▶ _Stored items from a collection_:
------------------------------------------------------------
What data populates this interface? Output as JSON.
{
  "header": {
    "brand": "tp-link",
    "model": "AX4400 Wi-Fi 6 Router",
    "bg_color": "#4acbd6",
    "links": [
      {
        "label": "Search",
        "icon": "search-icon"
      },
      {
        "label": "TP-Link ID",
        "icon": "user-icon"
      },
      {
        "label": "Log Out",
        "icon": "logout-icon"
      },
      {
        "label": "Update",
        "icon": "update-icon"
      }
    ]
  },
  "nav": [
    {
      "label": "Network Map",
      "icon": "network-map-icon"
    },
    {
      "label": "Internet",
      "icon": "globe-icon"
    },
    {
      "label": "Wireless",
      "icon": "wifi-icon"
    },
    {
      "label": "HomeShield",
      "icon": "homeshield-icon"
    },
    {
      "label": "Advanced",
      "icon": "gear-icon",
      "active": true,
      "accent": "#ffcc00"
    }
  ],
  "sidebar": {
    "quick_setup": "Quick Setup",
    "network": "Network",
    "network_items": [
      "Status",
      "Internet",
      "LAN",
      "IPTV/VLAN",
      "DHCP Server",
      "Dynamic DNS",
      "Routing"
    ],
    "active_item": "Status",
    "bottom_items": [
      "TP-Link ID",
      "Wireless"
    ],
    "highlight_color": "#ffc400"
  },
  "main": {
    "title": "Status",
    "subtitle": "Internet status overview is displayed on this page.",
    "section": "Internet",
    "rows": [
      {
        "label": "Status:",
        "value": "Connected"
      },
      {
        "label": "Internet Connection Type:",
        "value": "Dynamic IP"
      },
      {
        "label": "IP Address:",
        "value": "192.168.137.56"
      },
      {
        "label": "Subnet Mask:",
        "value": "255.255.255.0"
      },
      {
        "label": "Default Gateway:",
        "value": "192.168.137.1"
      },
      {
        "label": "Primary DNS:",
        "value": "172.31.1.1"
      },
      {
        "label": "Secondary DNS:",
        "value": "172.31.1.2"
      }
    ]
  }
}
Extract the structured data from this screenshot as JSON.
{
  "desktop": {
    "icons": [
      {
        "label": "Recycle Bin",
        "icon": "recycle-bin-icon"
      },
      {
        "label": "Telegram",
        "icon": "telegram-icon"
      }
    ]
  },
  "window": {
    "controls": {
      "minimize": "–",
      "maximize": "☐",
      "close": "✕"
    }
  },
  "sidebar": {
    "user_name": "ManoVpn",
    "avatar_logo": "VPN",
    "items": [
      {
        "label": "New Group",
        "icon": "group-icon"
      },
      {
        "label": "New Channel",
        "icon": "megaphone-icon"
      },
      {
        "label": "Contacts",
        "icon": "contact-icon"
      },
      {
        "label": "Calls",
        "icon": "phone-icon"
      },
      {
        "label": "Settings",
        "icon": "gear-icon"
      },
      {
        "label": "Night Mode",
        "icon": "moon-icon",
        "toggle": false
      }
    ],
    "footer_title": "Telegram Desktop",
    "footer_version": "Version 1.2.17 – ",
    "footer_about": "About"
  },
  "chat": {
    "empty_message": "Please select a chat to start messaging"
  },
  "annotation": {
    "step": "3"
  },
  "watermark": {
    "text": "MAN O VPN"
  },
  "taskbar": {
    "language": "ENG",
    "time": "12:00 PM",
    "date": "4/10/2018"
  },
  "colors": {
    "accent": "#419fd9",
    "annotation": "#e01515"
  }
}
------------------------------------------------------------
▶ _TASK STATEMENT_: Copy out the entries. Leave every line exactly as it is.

▶ _ANSWER_:
What data populates this interface? Output as JSON.
{
  "header": {
    "brand": "tp-link",
    "model": "AX4400 Wi-Fi 6 Router",
    "bg_color": "#4acbd6",
    "links": [
      {
        "label": "Search",
        "icon": "search-icon"
      },
      {
        "label": "TP-Link ID",
        "icon": "user-icon"
      },
      {
        "label": "Log Out",
        "icon": "logout-icon"
      },
      {
        "label": "Update",
        "icon": "update-icon"
      }
    ]
  },
  "nav": [
    {
      "label": "Network Map",
      "icon": "network-map-icon"
    },
    {
      "label": "Internet",
      "icon": "globe-icon"
    },
    {
      "label": "Wireless",
      "icon": "wifi-icon"
    },
    {
      "label": "HomeShield",
      "icon": "homeshield-icon"
    },
    {
      "label": "Advanced",
      "icon": "gear-icon",
      "active": true,
      "accent": "#ffcc00"
    }
  ],
  "sidebar": {
    "quick_setup": "Quick Setup",
    "network": "Network",
    "network_items": [
      "Status",
      "Internet",
      "LAN",
      "IPTV/VLAN",
      "DHCP Server",
      "Dynamic DNS",
      "Routing"
    ],
    "active_item": "Status",
    "bottom_items": [
      "TP-Link ID",
      "Wireless"
    ],
    "highlight_color": "#ffc400"
  },
  "main": {
    "title": "Status",
    "subtitle": "Internet status overview is displayed on this page.",
    "section": "Internet",
    "rows": [
      {
        "label": "Status:",
        "value": "Connected"
      },
      {
        "label": "Internet Connection Type:",
        "value": "Dynamic IP"
      },
      {
        "label": "IP Address:",
        "value": "192.168.137.56"
      },
      {
        "label": "Subnet Mask:",
        "value": "255.255.255.0"
      },
      {
        "label": "Default Gateway:",
        "value": "192.168.137.1"
      },
      {
        "label": "Primary DNS:",
        "value": "172.31.1.1"
      },
      {
        "label": "Secondary DNS:",
        "value": "172.31.1.2"
      }
    ]
  }
}
Extract the structured data from this screenshot as JSON.
{
  "desktop": {
    "icons": [
      {
        "label": "Recycle Bin",
        "icon": "recycle-bin-icon"
      },
      {
        "label": "Telegram",
        "icon": "telegram-icon"
      }
    ]
  },
  "window": {
    "controls": {
      "minimize": "–",
      "maximize": "☐",
      "close": "✕"
    }
  },
  "sidebar": {
    "user_name": "ManoVpn",
    "avatar_logo": "VPN",
    "items": [
      {
        "label": "New Group",
        "icon": "group-icon"
      },
      {
        "label": "New Channel",
        "icon": "megaphone-icon"
      },
      {
        "label": "Contacts",
        "icon": "contact-icon"
      },
      {
        "label": "Calls",
        "icon": "phone-icon"
      },
      {
        "label": "Settings",
        "icon": "gear-icon"
      },
      {
        "label": "Night Mode",
        "icon": "moon-icon",
        "toggle": false
      }
    ],
    "footer_title": "Telegram Desktop",
    "footer_version": "Version 1.2.17 – ",
    "footer_about": "About"
  },
  "chat": {
    "empty_message": "Please select a chat to start messaging"
  },
  "annotation": {
    "step": "3"
  },
  "watermark": {
    "text": "MAN O VPN"
  },
  "taskbar": {
    "language": "ENG",
    "time": "12:00 PM",
    "date": "4/10/2018"
  },
  "colors": {
    "accent": "#419fd9",
    "annotation": "#e01515"
  }
}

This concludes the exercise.